**WHAT THE TASK ASKS**
Determine how many lines of the material below include "Fetch", and reply with that number alone.

**SUPPLIED MATERIAL**
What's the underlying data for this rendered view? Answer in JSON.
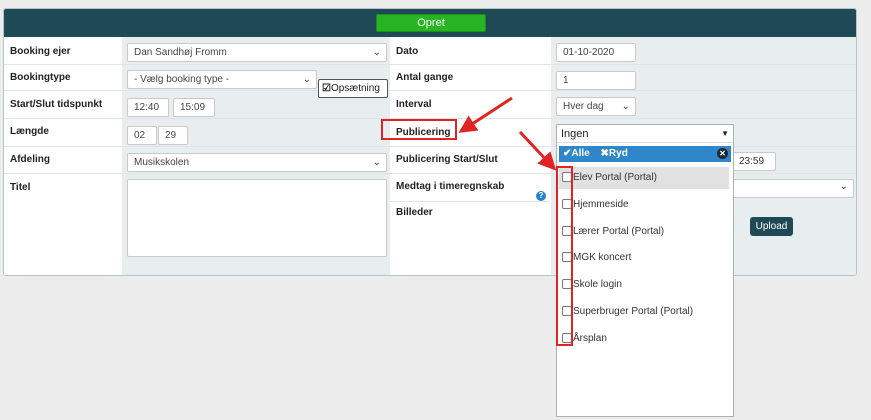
{
  "toolbar": {
    "opret": "Opret"
  },
  "form": {
    "booking_owner": {
      "label": "Booking ejer",
      "value": "Dan Sandhøj Fromm"
    },
    "booking_type": {
      "label": "Bookingtype",
      "value": "- Vælg booking type -",
      "setup_button": "Opsætning"
    },
    "start_end": {
      "label": "Start/Slut tidspunkt",
      "start": "12:40",
      "end": "15:09"
    },
    "length": {
      "label": "Længde",
      "hours": "02",
      "minutes": "29"
    },
    "department": {
      "label": "Afdeling",
      "value": "Musikskolen"
    },
    "title": {
      "label": "Titel"
    },
    "date": {
      "label": "Dato",
      "value": "01-10-2020"
    },
    "count": {
      "label": "Antal gange",
      "value": "1"
    },
    "interval": {
      "label": "Interval",
      "value": "Hver dag"
    },
    "publishing": {
      "label": "Publicering",
      "value": "Ingen"
    },
    "publishing_start_end": {
      "label": "Publicering Start/Slut",
      "end_time": "23:59"
    },
    "include_accounting": {
      "label": "Medtag i timeregnskab"
    },
    "images": {
      "label": "Billeder",
      "upload": "Upload"
    }
  },
  "dropdown": {
    "all": "Alle",
    "clear": "Ryd",
    "options": [
      "Elev Portal (Portal)",
      "Hjemmeside",
      "Lærer Portal (Portal)",
      "MGK koncert",
      "Skole login",
      "Superbruger Portal (Portal)",
      "Årsplan"
    ]
  },
  "colors": {
    "header": "#1f4a55",
    "create": "#28b523",
    "highlight": "#e02424",
    "select_bar": "#2f86c8"
  },
  "icons": [
    "edit-icon",
    "chevron-down-icon",
    "help-icon",
    "check-icon",
    "close-icon",
    "clear-circle-icon"
  ]
}
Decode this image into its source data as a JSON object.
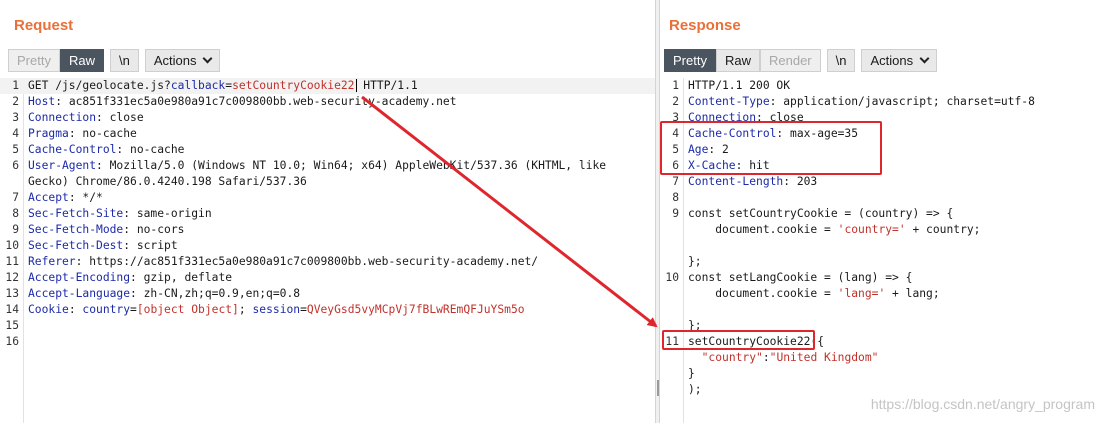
{
  "request": {
    "title": "Request",
    "tabs": [
      "Pretty",
      "Raw",
      "\\n",
      "Actions"
    ],
    "active_tab": "Raw",
    "lines": [
      {
        "n": "1",
        "segs": [
          [
            "v",
            "GET /js/geolocate.js?"
          ],
          [
            "k",
            "callback"
          ],
          [
            "v",
            "="
          ],
          [
            "r",
            "setCountryCookie22"
          ],
          [
            "cur",
            ""
          ],
          [
            "v",
            " HTTP/1.1"
          ]
        ]
      },
      {
        "n": "2",
        "segs": [
          [
            "k",
            "Host"
          ],
          [
            "v",
            ": ac851f331ec5a0e980a91c7c009800bb.web-security-academy.net"
          ]
        ]
      },
      {
        "n": "3",
        "segs": [
          [
            "k",
            "Connection"
          ],
          [
            "v",
            ": close"
          ]
        ]
      },
      {
        "n": "4",
        "segs": [
          [
            "k",
            "Pragma"
          ],
          [
            "v",
            ": no-cache"
          ]
        ]
      },
      {
        "n": "5",
        "segs": [
          [
            "k",
            "Cache-Control"
          ],
          [
            "v",
            ": no-cache"
          ]
        ]
      },
      {
        "n": "6",
        "segs": [
          [
            "k",
            "User-Agent"
          ],
          [
            "v",
            ": Mozilla/5.0 (Windows NT 10.0; Win64; x64) AppleWebKit/537.36 (KHTML, like"
          ]
        ]
      },
      {
        "n": "",
        "segs": [
          [
            "v",
            "Gecko) Chrome/86.0.4240.198 Safari/537.36"
          ]
        ]
      },
      {
        "n": "7",
        "segs": [
          [
            "k",
            "Accept"
          ],
          [
            "v",
            ": */*"
          ]
        ]
      },
      {
        "n": "8",
        "segs": [
          [
            "k",
            "Sec-Fetch-Site"
          ],
          [
            "v",
            ": same-origin"
          ]
        ]
      },
      {
        "n": "9",
        "segs": [
          [
            "k",
            "Sec-Fetch-Mode"
          ],
          [
            "v",
            ": no-cors"
          ]
        ]
      },
      {
        "n": "10",
        "segs": [
          [
            "k",
            "Sec-Fetch-Dest"
          ],
          [
            "v",
            ": script"
          ]
        ]
      },
      {
        "n": "11",
        "segs": [
          [
            "k",
            "Referer"
          ],
          [
            "v",
            ": https://ac851f331ec5a0e980a91c7c009800bb.web-security-academy.net/"
          ]
        ]
      },
      {
        "n": "12",
        "segs": [
          [
            "k",
            "Accept-Encoding"
          ],
          [
            "v",
            ": gzip, deflate"
          ]
        ]
      },
      {
        "n": "13",
        "segs": [
          [
            "k",
            "Accept-Language"
          ],
          [
            "v",
            ": zh-CN,zh;q=0.9,en;q=0.8"
          ]
        ]
      },
      {
        "n": "14",
        "segs": [
          [
            "k",
            "Cookie"
          ],
          [
            "v",
            ": "
          ],
          [
            "k",
            "country"
          ],
          [
            "v",
            "="
          ],
          [
            "r",
            "[object Object]"
          ],
          [
            "v",
            "; "
          ],
          [
            "k",
            "session"
          ],
          [
            "v",
            "="
          ],
          [
            "r",
            "QVeyGsd5vyMCpVj7fBLwREmQFJuYSm5o"
          ]
        ]
      },
      {
        "n": "15",
        "segs": []
      },
      {
        "n": "16",
        "segs": []
      }
    ]
  },
  "response": {
    "title": "Response",
    "tabs": [
      "Pretty",
      "Raw",
      "Render",
      "\\n",
      "Actions"
    ],
    "active_tab": "Pretty",
    "disabled_tabs": [
      "Render"
    ],
    "lines": [
      {
        "n": "1",
        "segs": [
          [
            "v",
            "HTTP/1.1 200 OK"
          ]
        ]
      },
      {
        "n": "2",
        "segs": [
          [
            "k",
            "Content-Type"
          ],
          [
            "v",
            ": application/javascript; charset=utf-8"
          ]
        ]
      },
      {
        "n": "3",
        "segs": [
          [
            "k",
            "Connection"
          ],
          [
            "v",
            ": close"
          ]
        ]
      },
      {
        "n": "4",
        "segs": [
          [
            "k",
            "Cache-Control"
          ],
          [
            "v",
            ": max-age=35"
          ]
        ]
      },
      {
        "n": "5",
        "segs": [
          [
            "k",
            "Age"
          ],
          [
            "v",
            ": 2"
          ]
        ]
      },
      {
        "n": "6",
        "segs": [
          [
            "k",
            "X-Cache"
          ],
          [
            "v",
            ": hit"
          ]
        ]
      },
      {
        "n": "7",
        "segs": [
          [
            "k",
            "Content-Length"
          ],
          [
            "v",
            ": 203"
          ]
        ]
      },
      {
        "n": "8",
        "segs": []
      },
      {
        "n": "9",
        "segs": [
          [
            "v",
            "const setCountryCookie = (country) => {"
          ]
        ]
      },
      {
        "n": "",
        "segs": [
          [
            "v",
            "    document.cookie = "
          ],
          [
            "s",
            "'country='"
          ],
          [
            "v",
            " + country;"
          ]
        ]
      },
      {
        "n": "",
        "segs": []
      },
      {
        "n": "",
        "segs": [
          [
            "v",
            "};"
          ]
        ]
      },
      {
        "n": "10",
        "segs": [
          [
            "v",
            "const setLangCookie = (lang) => {"
          ]
        ]
      },
      {
        "n": "",
        "segs": [
          [
            "v",
            "    document.cookie = "
          ],
          [
            "s",
            "'lang='"
          ],
          [
            "v",
            " + lang;"
          ]
        ]
      },
      {
        "n": "",
        "segs": []
      },
      {
        "n": "",
        "segs": [
          [
            "v",
            "};"
          ]
        ]
      },
      {
        "n": "11",
        "segs": [
          [
            "v",
            "setCountryCookie22({"
          ]
        ]
      },
      {
        "n": "",
        "segs": [
          [
            "v",
            "  "
          ],
          [
            "s",
            "\"country\""
          ],
          [
            "v",
            ":"
          ],
          [
            "s",
            "\"United Kingdom\""
          ]
        ]
      },
      {
        "n": "",
        "segs": [
          [
            "v",
            "}"
          ]
        ]
      },
      {
        "n": "",
        "segs": [
          [
            "v",
            ");"
          ]
        ]
      }
    ]
  },
  "watermark": "https://blog.csdn.net/angry_program",
  "colors": {
    "accent": "#e8703a",
    "annotation": "#e0262d",
    "header_key": "#1c2aa8",
    "value_red": "#c0322b"
  }
}
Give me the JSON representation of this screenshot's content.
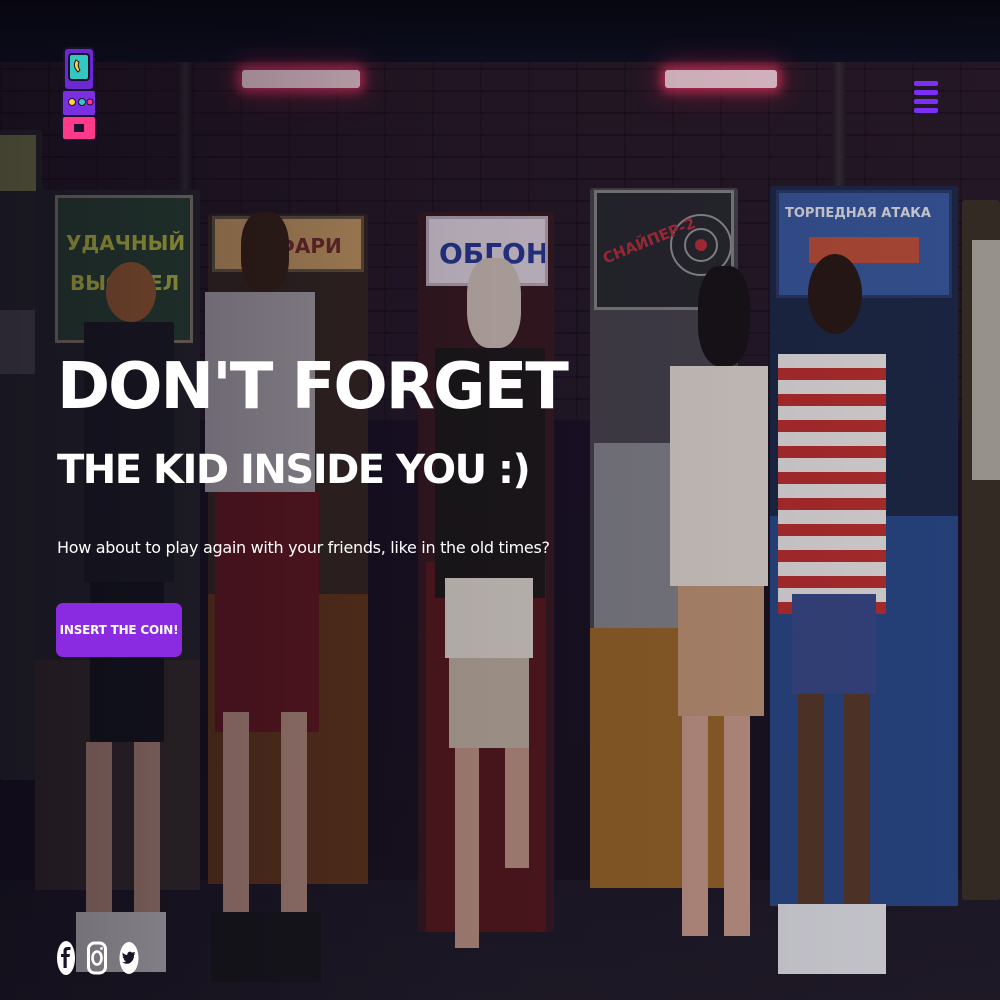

**TASK RESPONSE**
3